As far as the tour, it was the biggest of it's kind to that date, and the first major rock tour to fly on a corporate tab, a big deal at the time, and proof that The Stones were the band to beat at the dawn of the '80's and MTV. There are iconic images of that tour, many that would define the latter-day Stones just as the songs on Tattoo You had done. Mick in spandex, almost anorexic, but in shape, probably better shape than anyone who saw the tour, Keith and twin brother Ron Wood filling those huge stadium stages with two guitars, gallons of Guinness, pose and attitude.
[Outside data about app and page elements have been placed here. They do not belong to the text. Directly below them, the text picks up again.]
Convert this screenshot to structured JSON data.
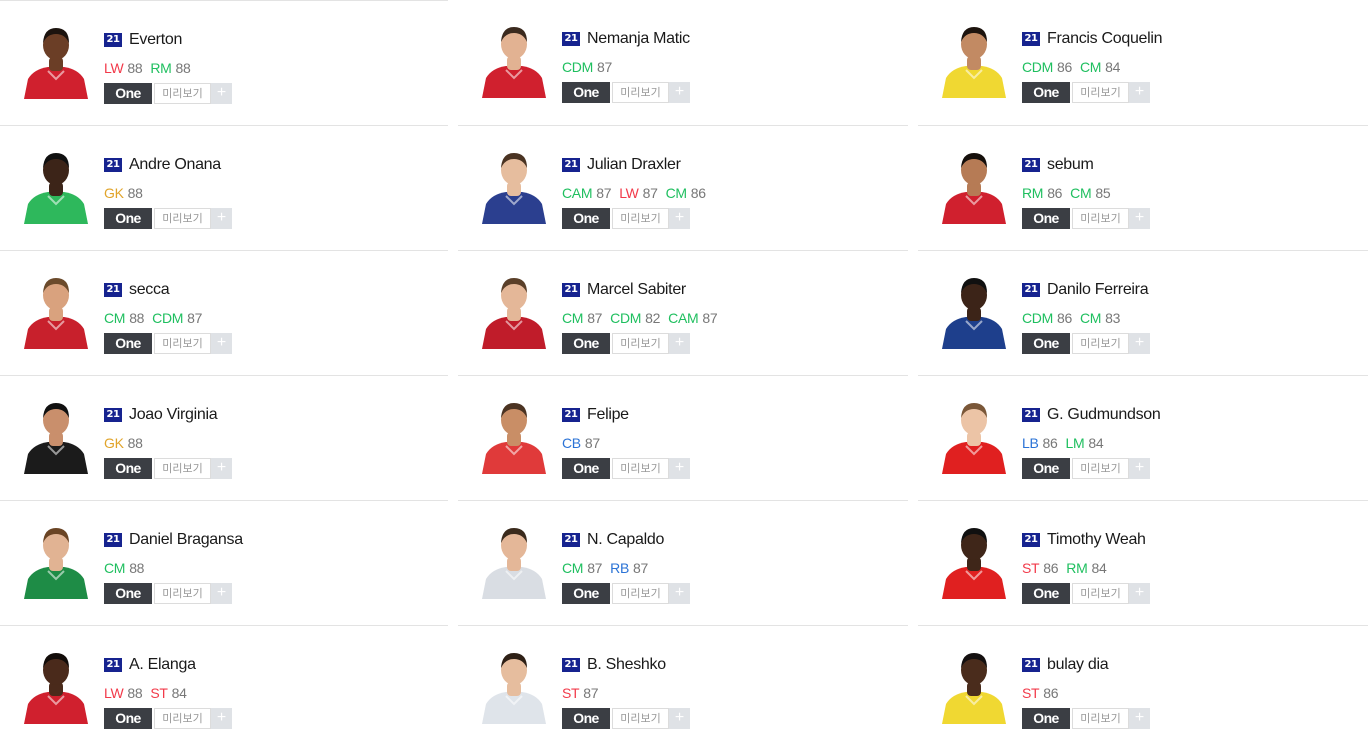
{
  "labels": {
    "one_button": "One",
    "preview_button": "미리보기",
    "plus_button": "+"
  },
  "columns": [
    {
      "players": [
        {
          "season": "21",
          "name": "Everton",
          "positions": [
            {
              "pos": "LW",
              "ovr": "88",
              "group": "fw"
            },
            {
              "pos": "RM",
              "ovr": "88",
              "group": "mf"
            }
          ],
          "shirt": "#d0202e",
          "skin": "#6b3e26",
          "hair": "#1c130e"
        },
        {
          "season": "21",
          "name": "Andre Onana",
          "positions": [
            {
              "pos": "GK",
              "ovr": "88",
              "group": "gk"
            }
          ],
          "shirt": "#2eb85c",
          "skin": "#3c2418",
          "hair": "#101010"
        },
        {
          "season": "21",
          "name": "secca",
          "positions": [
            {
              "pos": "CM",
              "ovr": "88",
              "group": "mf"
            },
            {
              "pos": "CDM",
              "ovr": "87",
              "group": "mf"
            }
          ],
          "shirt": "#c8202c",
          "skin": "#d9a27e",
          "hair": "#6b4a2b"
        },
        {
          "season": "21",
          "name": "Joao Virginia",
          "positions": [
            {
              "pos": "GK",
              "ovr": "88",
              "group": "gk"
            }
          ],
          "shirt": "#1b1b1b",
          "skin": "#c98f6c",
          "hair": "#111111"
        },
        {
          "season": "21",
          "name": "Daniel Bragansa",
          "positions": [
            {
              "pos": "CM",
              "ovr": "88",
              "group": "mf"
            }
          ],
          "shirt": "#1e8c46",
          "skin": "#e1b393",
          "hair": "#6a4424"
        },
        {
          "season": "21",
          "name": "A. Elanga",
          "positions": [
            {
              "pos": "LW",
              "ovr": "88",
              "group": "fw"
            },
            {
              "pos": "ST",
              "ovr": "84",
              "group": "fw"
            }
          ],
          "shirt": "#d0202e",
          "skin": "#4a2a1b",
          "hair": "#120c09"
        }
      ]
    },
    {
      "players": [
        {
          "season": "21",
          "name": "Nemanja Matic",
          "positions": [
            {
              "pos": "CDM",
              "ovr": "87",
              "group": "mf"
            }
          ],
          "shirt": "#d0202e",
          "skin": "#e2b292",
          "hair": "#3b2a1e"
        },
        {
          "season": "21",
          "name": "Julian Draxler",
          "positions": [
            {
              "pos": "CAM",
              "ovr": "87",
              "group": "mf"
            },
            {
              "pos": "LW",
              "ovr": "87",
              "group": "fw"
            },
            {
              "pos": "CM",
              "ovr": "86",
              "group": "mf"
            }
          ],
          "shirt": "#2b3f8f",
          "skin": "#e6bd9e",
          "hair": "#4a3322"
        },
        {
          "season": "21",
          "name": "Marcel Sabiter",
          "positions": [
            {
              "pos": "CM",
              "ovr": "87",
              "group": "mf"
            },
            {
              "pos": "CDM",
              "ovr": "82",
              "group": "mf"
            },
            {
              "pos": "CAM",
              "ovr": "87",
              "group": "mf"
            }
          ],
          "shirt": "#c01c2a",
          "skin": "#e4b798",
          "hair": "#5a3f29"
        },
        {
          "season": "21",
          "name": "Felipe",
          "positions": [
            {
              "pos": "CB",
              "ovr": "87",
              "group": "df"
            }
          ],
          "shirt": "#e03a3a",
          "skin": "#c98e66",
          "hair": "#4b3322"
        },
        {
          "season": "21",
          "name": "N. Capaldo",
          "positions": [
            {
              "pos": "CM",
              "ovr": "87",
              "group": "mf"
            },
            {
              "pos": "RB",
              "ovr": "87",
              "group": "df"
            }
          ],
          "shirt": "#d9dde3",
          "skin": "#e4b798",
          "hair": "#3a2a1c"
        },
        {
          "season": "21",
          "name": "B. Sheshko",
          "positions": [
            {
              "pos": "ST",
              "ovr": "87",
              "group": "fw"
            }
          ],
          "shirt": "#dfe4ea",
          "skin": "#e6bd9e",
          "hair": "#2e2016"
        }
      ]
    },
    {
      "players": [
        {
          "season": "21",
          "name": "Francis Coquelin",
          "positions": [
            {
              "pos": "CDM",
              "ovr": "86",
              "group": "mf"
            },
            {
              "pos": "CM",
              "ovr": "84",
              "group": "mf"
            }
          ],
          "shirt": "#f0d832",
          "skin": "#c28a63",
          "hair": "#1d140e"
        },
        {
          "season": "21",
          "name": "sebum",
          "positions": [
            {
              "pos": "RM",
              "ovr": "86",
              "group": "mf"
            },
            {
              "pos": "CM",
              "ovr": "85",
              "group": "mf"
            }
          ],
          "shirt": "#d0202e",
          "skin": "#b67b55",
          "hair": "#150f0b"
        },
        {
          "season": "21",
          "name": "Danilo Ferreira",
          "positions": [
            {
              "pos": "CDM",
              "ovr": "86",
              "group": "mf"
            },
            {
              "pos": "CM",
              "ovr": "83",
              "group": "mf"
            }
          ],
          "shirt": "#1e3f8c",
          "skin": "#3c2418",
          "hair": "#101010"
        },
        {
          "season": "21",
          "name": "G. Gudmundson",
          "positions": [
            {
              "pos": "LB",
              "ovr": "86",
              "group": "df"
            },
            {
              "pos": "LM",
              "ovr": "84",
              "group": "mf"
            }
          ],
          "shirt": "#e02020",
          "skin": "#ecc4a6",
          "hair": "#7a5738"
        },
        {
          "season": "21",
          "name": "Timothy Weah",
          "positions": [
            {
              "pos": "ST",
              "ovr": "86",
              "group": "fw"
            },
            {
              "pos": "RM",
              "ovr": "84",
              "group": "mf"
            }
          ],
          "shirt": "#e02020",
          "skin": "#3f2619",
          "hair": "#101010"
        },
        {
          "season": "21",
          "name": "bulay dia",
          "positions": [
            {
              "pos": "ST",
              "ovr": "86",
              "group": "fw"
            }
          ],
          "shirt": "#f0d832",
          "skin": "#4a2c1c",
          "hair": "#141010"
        }
      ]
    }
  ]
}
Nobody poses better than Keith Richards. That's more than half of what the man is doing when he plays. Like Charlie, it's more what he doesn’t play than what he does. The thrill is in the symbolic gestures he makes that celebrate the instrument, and in turn, the form, for rock is defined by the electric guitar. (Pete Townshend is the human being who looks the best with an electric guitar on, but Keith Richards defines the posture and the pose like noone else.) And Ronnie twins him, shadows him, makes him laugh. The interplay on a giant stage still feels intimate, like a shared private joke in a bar late at night. This dynamic is what sets The Stones apart from everyone else who ever tried to tackle a stage that big. Again, only Pete Townshend seems as capable, but he attacks the space instead of inhabiting it. The Grateful Dead did it, but LSD was needed to wholly appreciate that experience. Bruce Springsteen and Prince know how to do it, but let us remember that both men surround themselves with an entire community! And then there’s Bono, who does it better than anyone since them. But The Rolling Stones remain bigger than all. Others know better the scents and the sounds, the vibes and the visceral. I'm commenting more on the philosophy of the thing, and the spiritual accomplishment of those five guys standing on stages far too big for anybody to really play. Anything is possible, however, when you've got "Start Me Up," "Jumpin’ Jack Flash," and "Satisfaction." How else do they continue doing it well past sixty? Maybe they really did sign in blood with old Lucifer. He must be a Stones fan. And who isn't, really?

Dec. '03

My hands are greasy, she's a mean, mean machine.